Michael Moore, the chief information security officer for the Maricopa County Registrar’s Office, urged attendees during a session Saturday not to accept allegations of voter fraud without proof.
“Please demand sources, demand data,” he said.
Maricopa officials said they were still beset by misinformation about election security and the integrity of the county’s vote, as well as physical threats for their ongoing efforts to debunk the allegations.
Nate Young, the IT manager for the Maricopa County Recorder’s Office, described his work debunking conspiracy theories as “a full-time job”, adding that “when I can do my job, it feels weird to me”.
And officials only expect more in the months leading up to the midterm elections. Jen Easterly, director of the US Cybersecurity and Infrastructure Security Agency, even told reporters ahead of the conference that she is more concerned about misinformation and threats against election officials than cyber threats to the upcoming elections.
Ben Hovland, a commissioner for the United States Election Assistance Commission, which tests and certifies voting materials, said the need to divide their attention makes the job of election officials more difficult.
“That’s really the challenge that our state and local officials are facing right now is that they can’t take their eyes off the cyberbullet, it’s still a real threat, but they’re facing…the harassment, they face with weaponized information requests that are born out of misinformation, and it’s really difficult,” he said.
Still, even Young of Maricopa County argued that an event like the polling village is important for finding vulnerabilities before they can be exploited on election night.
“I want these vulnerabilities found, that way we can identify these vulnerabilities in our own systems and fix them,” he said.
And while the full results have yet to be made public, some equipment vulnerabilities quickly surfaced during this year’s event.
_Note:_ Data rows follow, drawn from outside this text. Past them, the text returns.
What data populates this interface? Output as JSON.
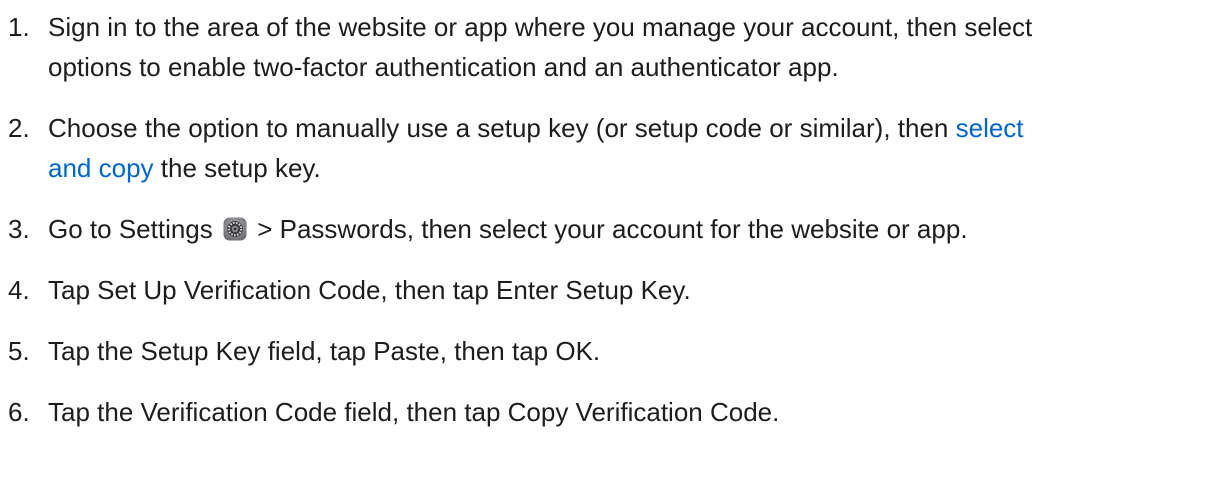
{
  "steps": [
    {
      "number": "1.",
      "line1": "Sign in to the area of the website or app where you manage your account, then select",
      "line2": "options to enable two-factor authentication and an authenticator app."
    },
    {
      "number": "2.",
      "line1_before": "Choose the option to manually use a setup key (or setup code or similar), then ",
      "line1_link": "select",
      "line2_link": "and copy",
      "line2_after": " the setup key."
    },
    {
      "number": "3.",
      "before_icon": "Go to Settings ",
      "icon": "settings-icon",
      "after_icon": " > Passwords, then select your account for the website or app."
    },
    {
      "number": "4.",
      "text": "Tap Set Up Verification Code, then tap Enter Setup Key."
    },
    {
      "number": "5.",
      "text": "Tap the Setup Key field, tap Paste, then tap OK."
    },
    {
      "number": "6.",
      "text": "Tap the Verification Code field, then tap Copy Verification Code."
    }
  ],
  "colors": {
    "text": "#1d1d1f",
    "link": "#0066cc",
    "background": "#ffffff"
  }
}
A voting machine from China – which Hursti bought from Alibaba and had shipped – was hacked in five hours through a “slow and methodical” process, he said. If participants had been able to use what Hursti described as “free for all” methods, he likely would have been breached in less than half an hour, he added. According to Will Baggett, a former CIA officer and digital forensics specialist who presented at the event, this process was made easier thanks to the machine equipped with WiFi, Bluetooth, a facial recognition scanner and a fingerprint reader. All these features provide tempting methods for hackers to gain access to them.
“We don’t know what’s in there, but because we don’t know, we’re methodical with it,” Baggett told attendees.